With new advances in technology happening all the time, more and more things are changing and moving into the digital world. When I first started using a computer, I had never even HEARD of the internet. Years later, computers changed, laptops became commonplace and digital information was available in pretty much every industry, including health care.
There are many ways that the digital world has made an impact in health care, from some offices using computer software for patient charts instead of the paper files we are used to - right up to labs sending test results to doctors digitally (which is much faster, and could be sent anywhere in the world this way as well).
Having kids that are ill can be stressful, and keeping track of when you administered a pain reliever can be difficult. Writing it down is great, as long as you remember where you put the paper (which isn't all that easy at 3am). Having apps that allow you to track the time and dose of meds is a great way for parents to stay on top and make sure that we don't accidentally overdose our children (and when both of my boys are sick, and on different dosing schedules and amounts of medicine, they come in very handy!)
My doctor’s office still does most things manually (prescriptions are written down on a pad, referral forms are filled in by the doctor and a sticker placed on the name field with all of the patient information). The boys’ pediatrician has a much more digitally advanced office, and even allows patients to make appointments via email. I absolutely love this option. As a busy mom, when I have to make an appointment that is not urgent, it often slips my mind and by the time I remember it is past business hours. This way, I can email any time of day with my request, and I will receive a response with a scheduled visit within 1 business day. Doing it this way also saves me time, because I don't get stuck waiting for the phone to be picked up, or end up on hold for 5 minutes while the receptionist checks patients in for their appointments.
There have been a few times I have had to visit a walk-in clinic with the kids or for myself and the medical offices there use a software for printing prescriptions. I think this is awesome, and wish that all doctors would go this route. Such a better way to lessen the chance of error on filling the prescription. If it is printed out, there is no questioning what the name of the medication is or the dosing information, unlike hand written prescriptions where the printing/writing may not be clear. More than once I have had to wait while the pharmacist tried to reach the doctor to clarify the dose (and once the office was closed, and the pharmacist could not make out the name of the prescription, and I had to wait until the next day - thankfully it wasn't urgent).

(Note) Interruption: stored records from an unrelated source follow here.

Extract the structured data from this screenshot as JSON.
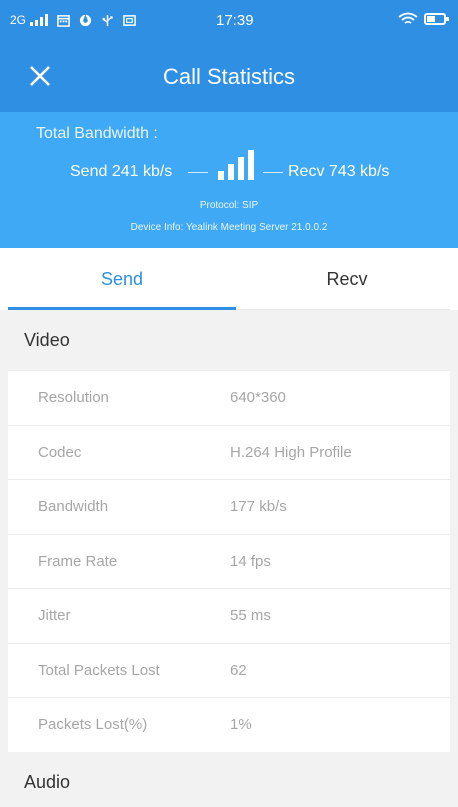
{
  "status_bar": {
    "network": "2G",
    "time": "17:39",
    "icons": [
      "signal-icon",
      "calendar-icon",
      "vpn-icon",
      "usb-icon",
      "screenshot-icon",
      "wifi-icon",
      "battery-icon"
    ]
  },
  "header": {
    "title": "Call Statistics",
    "close_icon": "close-icon"
  },
  "summary": {
    "bandwidth_label": "Total Bandwidth :",
    "send_rate": "Send 241 kb/s",
    "recv_rate": "Recv 743 kb/s",
    "protocol": "Protocol: SIP",
    "device_info": "Device Info: Yealink Meeting Server 21.0.0.2",
    "signal_strength_bars": 4
  },
  "tabs": [
    {
      "label": "Send",
      "active": true
    },
    {
      "label": "Recv",
      "active": false
    }
  ],
  "video": {
    "title": "Video",
    "rows": [
      {
        "label": "Resolution",
        "value": "640*360"
      },
      {
        "label": "Codec",
        "value": "H.264 High Profile"
      },
      {
        "label": "Bandwidth",
        "value": "177 kb/s"
      },
      {
        "label": "Frame Rate",
        "value": "14 fps"
      },
      {
        "label": "Jitter",
        "value": "55 ms"
      },
      {
        "label": "Total Packets Lost",
        "value": "62"
      },
      {
        "label": "Packets Lost(%)",
        "value": "1%"
      }
    ]
  },
  "audio": {
    "title": "Audio"
  },
  "colors": {
    "header_blue": "#2f8fe3",
    "summary_blue": "#3fa9f5",
    "active_tab": "#2f8fe3",
    "row_text": "#a6a6a6"
  }
}
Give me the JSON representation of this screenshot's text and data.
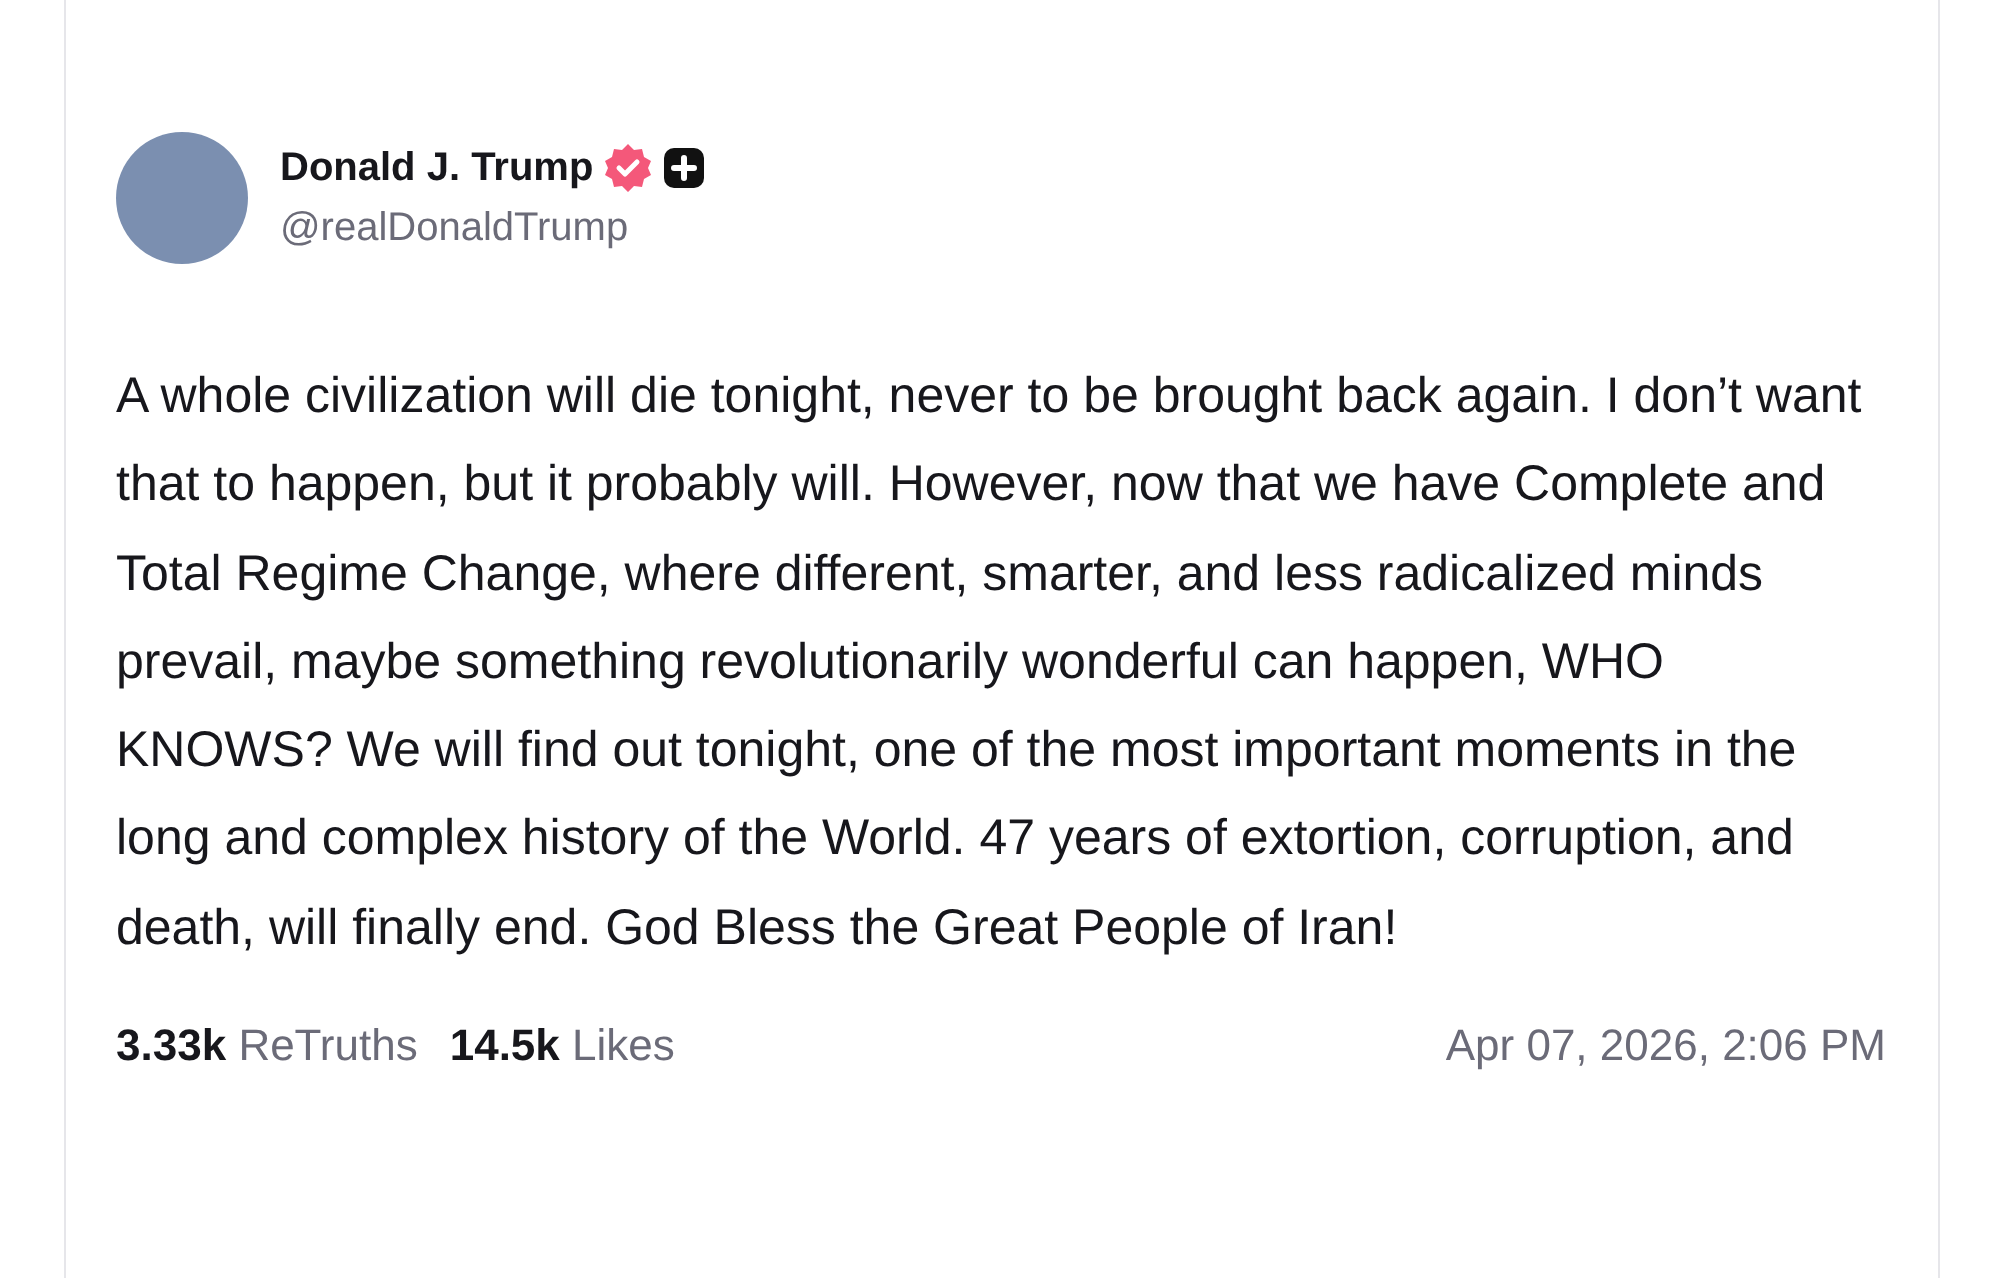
{
  "post": {
    "author": {
      "name": "Donald J. Trump",
      "verified": true,
      "handle": "@realDonaldTrump"
    },
    "text": "A whole civilization will die tonight, never to be brought back again. I don’t want that to happen, but it probably will. However, now that we have Complete and Total Regime Change, where different, smarter, and less radicalized minds prevail, maybe something revolutionarily wonderful can happen, WHO KNOWS? We will find out tonight, one of the most important moments in the long and complex history of the World. 47 years of extortion, corruption, and death, will finally end. God Bless the Great People of Iran!",
    "stats": [
      {
        "count": "3.33k",
        "label": "ReTruths"
      },
      {
        "count": "14.5k",
        "label": "Likes"
      }
    ],
    "timestamp": "Apr 07, 2026, 2:06 PM"
  }
}
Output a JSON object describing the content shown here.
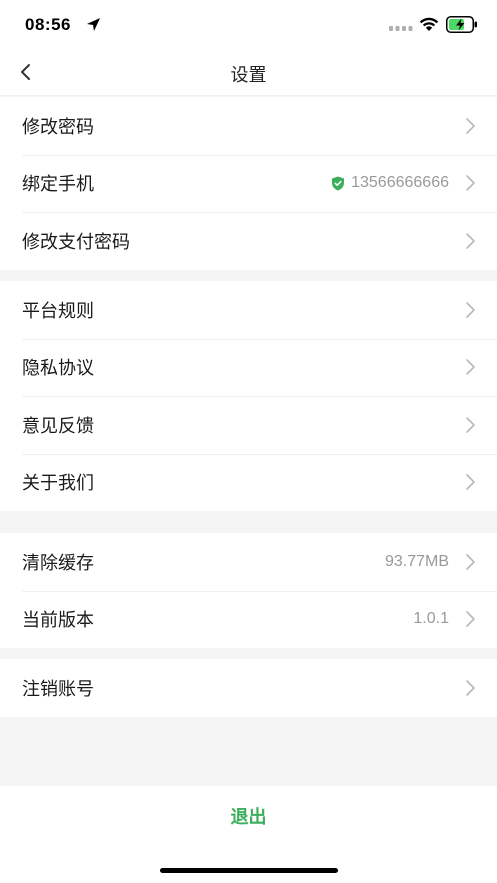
{
  "status_bar": {
    "time": "08:56",
    "icons": [
      "location-arrow-icon",
      "cellular-signal-icon",
      "wifi-icon",
      "battery-charging-icon"
    ]
  },
  "nav": {
    "title": "设置",
    "back_icon": "chevron-left-icon"
  },
  "groups": [
    {
      "items": [
        {
          "label": "修改密码",
          "value": ""
        },
        {
          "label": "绑定手机",
          "value": "13566666666",
          "icon": "shield-check-icon"
        },
        {
          "label": "修改支付密码",
          "value": ""
        }
      ]
    },
    {
      "items": [
        {
          "label": "平台规则",
          "value": ""
        },
        {
          "label": "隐私协议",
          "value": ""
        },
        {
          "label": "意见反馈",
          "value": ""
        },
        {
          "label": "关于我们",
          "value": ""
        }
      ]
    },
    {
      "items": [
        {
          "label": "清除缓存",
          "value": "93.77MB"
        },
        {
          "label": "当前版本",
          "value": "1.0.1"
        }
      ]
    },
    {
      "items": [
        {
          "label": "注销账号",
          "value": ""
        }
      ]
    }
  ],
  "logout": {
    "label": "退出"
  },
  "colors": {
    "accent_green": "#3dae5c",
    "background": "#f5f5f5",
    "value_text": "#999999",
    "chevron": "#b8b8b8"
  }
}
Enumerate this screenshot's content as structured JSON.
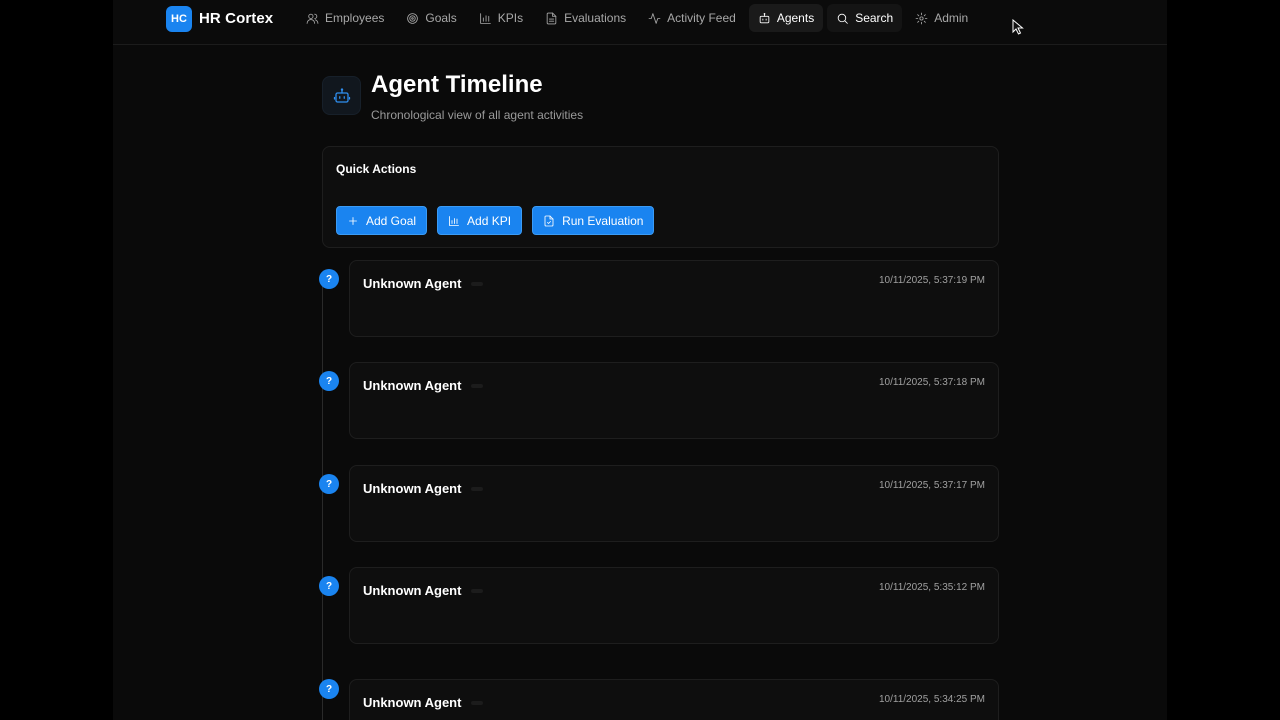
{
  "app": {
    "logo": "HC",
    "name": "HR Cortex"
  },
  "nav": [
    {
      "label": "Employees",
      "icon": "users-icon"
    },
    {
      "label": "Goals",
      "icon": "target-icon"
    },
    {
      "label": "KPIs",
      "icon": "bar-chart-icon"
    },
    {
      "label": "Evaluations",
      "icon": "file-icon"
    },
    {
      "label": "Activity Feed",
      "icon": "activity-icon"
    },
    {
      "label": "Agents",
      "icon": "bot-icon",
      "active": true
    },
    {
      "label": "Search",
      "icon": "search-icon",
      "hover": true
    },
    {
      "label": "Admin",
      "icon": "gear-icon"
    }
  ],
  "header": {
    "icon": "bot-icon",
    "title": "Agent Timeline",
    "subtitle": "Chronological view of all agent activities"
  },
  "quick_actions": {
    "title": "Quick Actions",
    "buttons": [
      {
        "label": "Add Goal",
        "icon": "plus-icon"
      },
      {
        "label": "Add KPI",
        "icon": "bar-chart-icon"
      },
      {
        "label": "Run Evaluation",
        "icon": "file-check-icon"
      }
    ]
  },
  "timeline": [
    {
      "marker": "?",
      "agent": "Unknown Agent",
      "time": "10/11/2025, 5:37:19 PM"
    },
    {
      "marker": "?",
      "agent": "Unknown Agent",
      "time": "10/11/2025, 5:37:18 PM"
    },
    {
      "marker": "?",
      "agent": "Unknown Agent",
      "time": "10/11/2025, 5:37:17 PM"
    },
    {
      "marker": "?",
      "agent": "Unknown Agent",
      "time": "10/11/2025, 5:35:12 PM"
    },
    {
      "marker": "?",
      "agent": "Unknown Agent",
      "time": "10/11/2025, 5:34:25 PM"
    }
  ],
  "colors": {
    "accent": "#1a84f0",
    "background": "#0a0a0a",
    "card": "#0e0e0e"
  }
}
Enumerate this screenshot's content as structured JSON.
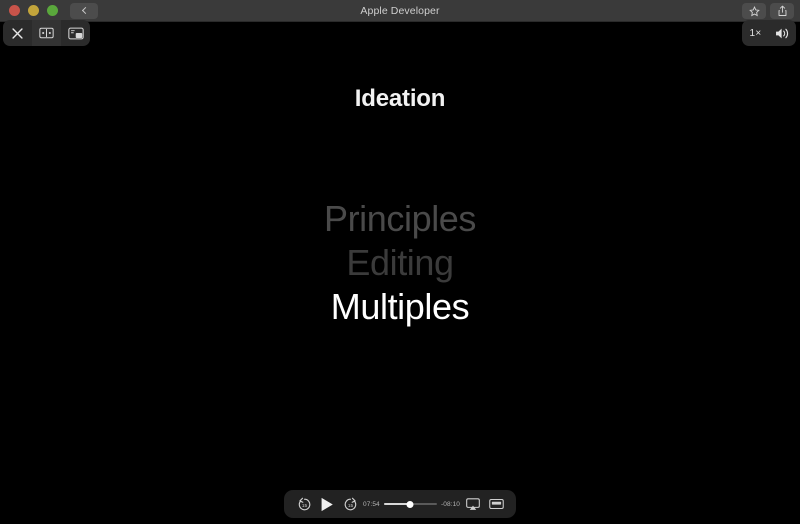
{
  "window": {
    "title": "Apple Developer",
    "traffic_lights": [
      {
        "name": "close",
        "color": "#c9544a"
      },
      {
        "name": "minimize",
        "color": "#c3a53b"
      },
      {
        "name": "zoom",
        "color": "#5aa83c"
      }
    ],
    "back_button_icon": "chevron-left-icon",
    "toolbar_right": [
      {
        "name": "favorite-button",
        "icon": "star-icon"
      },
      {
        "name": "share-button",
        "icon": "share-icon"
      }
    ]
  },
  "player_overlay": {
    "top_left": [
      {
        "name": "close-player-button",
        "icon": "close-x-icon"
      },
      {
        "name": "chapters-button",
        "icon": "chapters-icon"
      },
      {
        "name": "picture-in-picture-button",
        "icon": "picture-in-picture-icon"
      }
    ],
    "top_right": {
      "speed_label": "1×",
      "volume_icon": "volume-high-icon"
    }
  },
  "slide": {
    "title": "Ideation",
    "agenda": [
      {
        "label": "Principles",
        "state": "past"
      },
      {
        "label": "Editing",
        "state": "past"
      },
      {
        "label": "Multiples",
        "state": "current"
      }
    ]
  },
  "controls": {
    "skip_back_label": "15",
    "skip_forward_label": "15",
    "play_icon": "play-icon",
    "current_time": "07:54",
    "remaining_time": "-08:10",
    "progress_percent": 49,
    "airplay_icon": "airplay-icon",
    "fullscreen_icon": "fullscreen-icon"
  },
  "colors": {
    "titlebar_bg": "#3a3a3a",
    "content_bg": "#000000",
    "control_bg": "#222222",
    "accent_text": "#ffffff",
    "dim_text": "#4a4a4a"
  }
}
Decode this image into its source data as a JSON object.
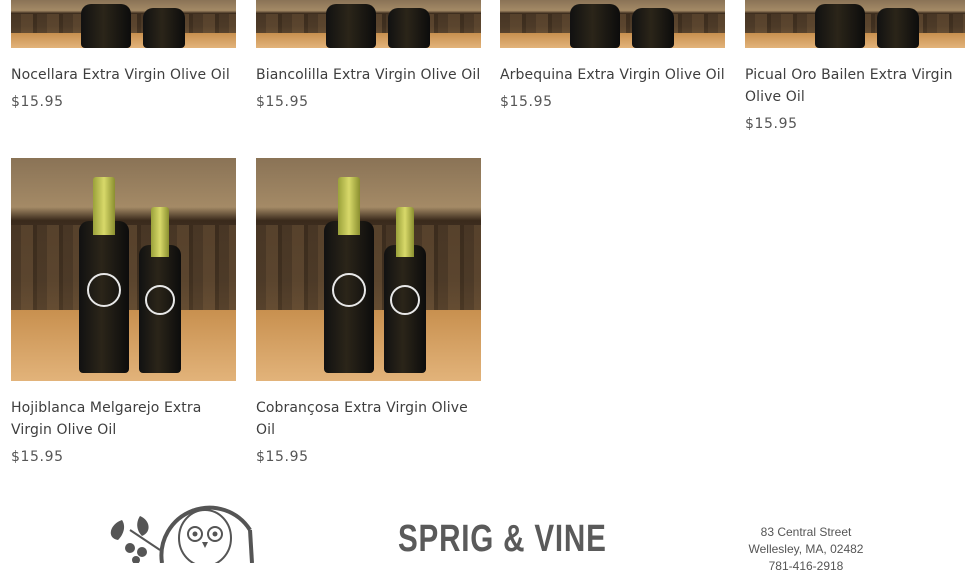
{
  "products": [
    {
      "name": "Nocellara Extra Virgin Olive Oil",
      "price": "$15.95"
    },
    {
      "name": "Biancolilla Extra Virgin Olive Oil",
      "price": "$15.95"
    },
    {
      "name": "Arbequina Extra Virgin Olive Oil",
      "price": "$15.95"
    },
    {
      "name": "Picual Oro Bailen Extra Virgin Olive Oil",
      "price": "$15.95"
    },
    {
      "name": "Hojiblanca Melgarejo Extra Virgin Olive Oil",
      "price": "$15.95"
    },
    {
      "name": "Cobrançosa Extra Virgin Olive Oil",
      "price": "$15.95"
    }
  ],
  "footer": {
    "brand": "SPRIG & VINE",
    "address_line1": "83 Central Street",
    "address_line2": "Wellesley, MA, 02482",
    "address_line3": "781-416-2918"
  }
}
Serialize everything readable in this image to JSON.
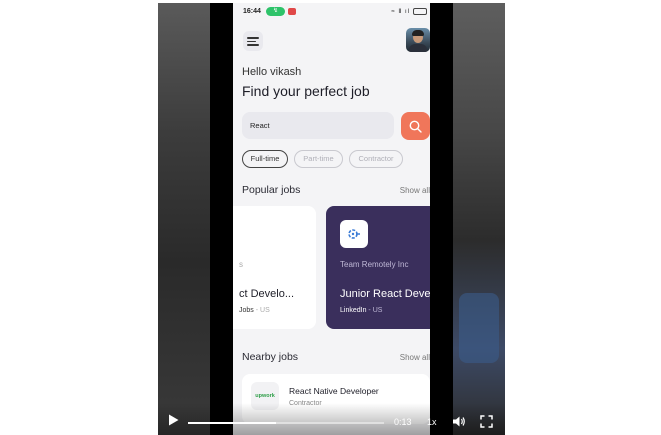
{
  "status_bar": {
    "time": "16:44",
    "indicator": "↯",
    "icons": "≈ Ⅱ ıl",
    "battery": "□"
  },
  "app": {
    "greeting": "Hello vikash",
    "headline": "Find your perfect job",
    "search": {
      "value": "React"
    },
    "filters": [
      "Full-time",
      "Part-time",
      "Contractor"
    ],
    "popular": {
      "title": "Popular jobs",
      "show_all": "Show all",
      "cards": [
        {
          "company_fragment": "s",
          "title": "ct Develo...",
          "source": "Jobs",
          "location": "- US"
        },
        {
          "company": "Team Remotely Inc",
          "title": "Junior React Deve",
          "source": "LinkedIn",
          "location": "- US"
        }
      ]
    },
    "nearby": {
      "title": "Nearby jobs",
      "show_all": "Show all",
      "items": [
        {
          "logo_text": "upwork",
          "title": "React Native Developer",
          "type": "Contractor"
        }
      ]
    }
  },
  "player": {
    "time": "0:13",
    "speed": "1x",
    "progress": 0.45
  },
  "colors": {
    "accent": "#f0765a",
    "card_dark": "#3a2f5c",
    "status_pill": "#2ec36a"
  }
}
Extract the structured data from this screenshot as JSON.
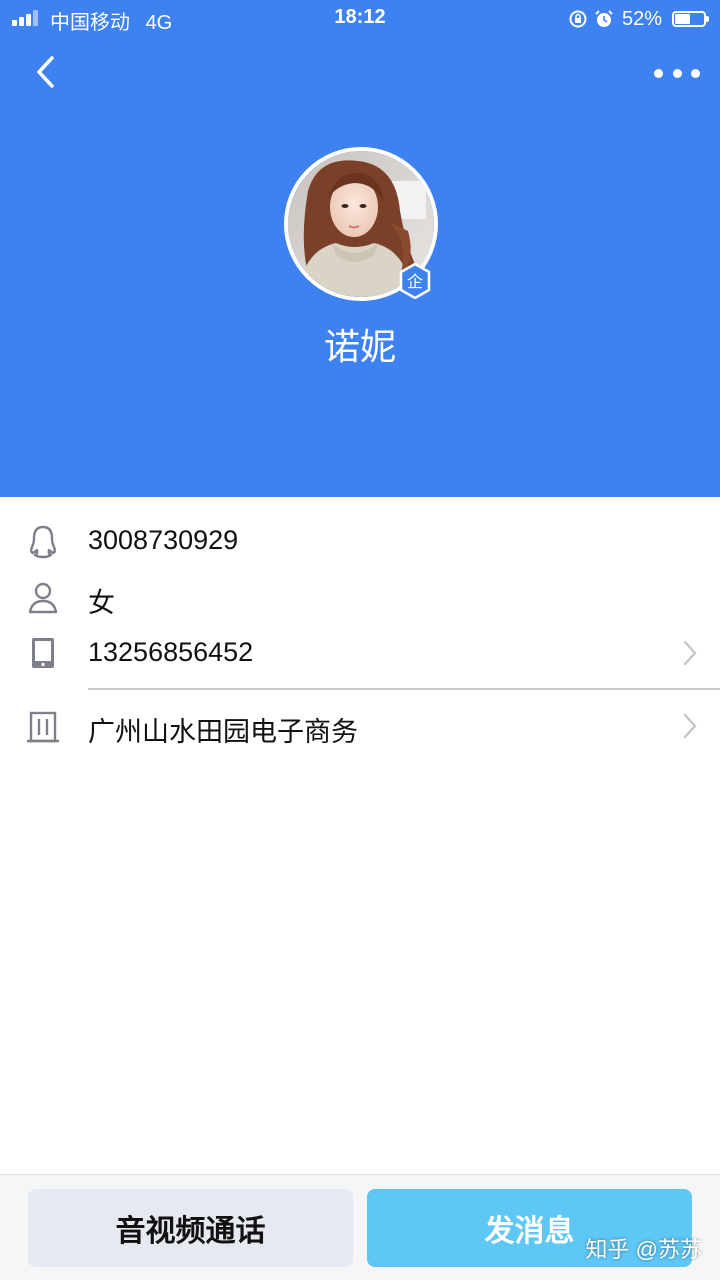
{
  "status_bar": {
    "carrier": "中国移动",
    "network": "4G",
    "time": "18:12",
    "battery_percent": "52%",
    "battery_level": 0.52,
    "icons": [
      "signal-icon",
      "rotation-lock-icon",
      "alarm-icon",
      "battery-icon"
    ]
  },
  "nav": {
    "back_icon": "chevron-left-icon",
    "more_icon": "more-dots-icon"
  },
  "profile": {
    "name": "诺妮",
    "badge_label": "企",
    "header_color": "#3e82f1"
  },
  "info": {
    "qq": "3008730929",
    "gender": "女",
    "phone": "13256856452",
    "company": "广州山水田园电子商务"
  },
  "actions": {
    "call_label": "音视频通话",
    "message_label": "发消息",
    "message_color": "#5ec7f5"
  },
  "watermark": "知乎 @苏苏"
}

I would have to say that the biggest impact for us as a family would be for tracking my oldest son's asthma episodes. Our doctor needs to know how often he needs to use his inhalers, and we are able to track the information using an app. When I take him in for his yearly check-up (or if I need an appointment to check his lungs) I have all the information at my fingertips (how often he has had episodes, when they occurred) and this helps the doctor see if there are any patterns (exercise, humidity, cold air or respiratory illness preceding etc.) and gives him an idea as to how to tweak the regime that we have. By doing this, we have easily been able to see that his asthma seems to be well controlled, and as he is getting older he seems to be outgrowing it.
Visit www.betterhealthtogether.ca to find out the ways that the Canadian health care system is advancing in the digital age. You might be surprised to find out the ways that you are already using digital health!
How has your health care been impacted by the digital world?
This post was brought to you by Canada Health Infoway, however the images and opinions are my own. For more information please visit www.betterhealthtogether.ca or follow them on facebook or twitter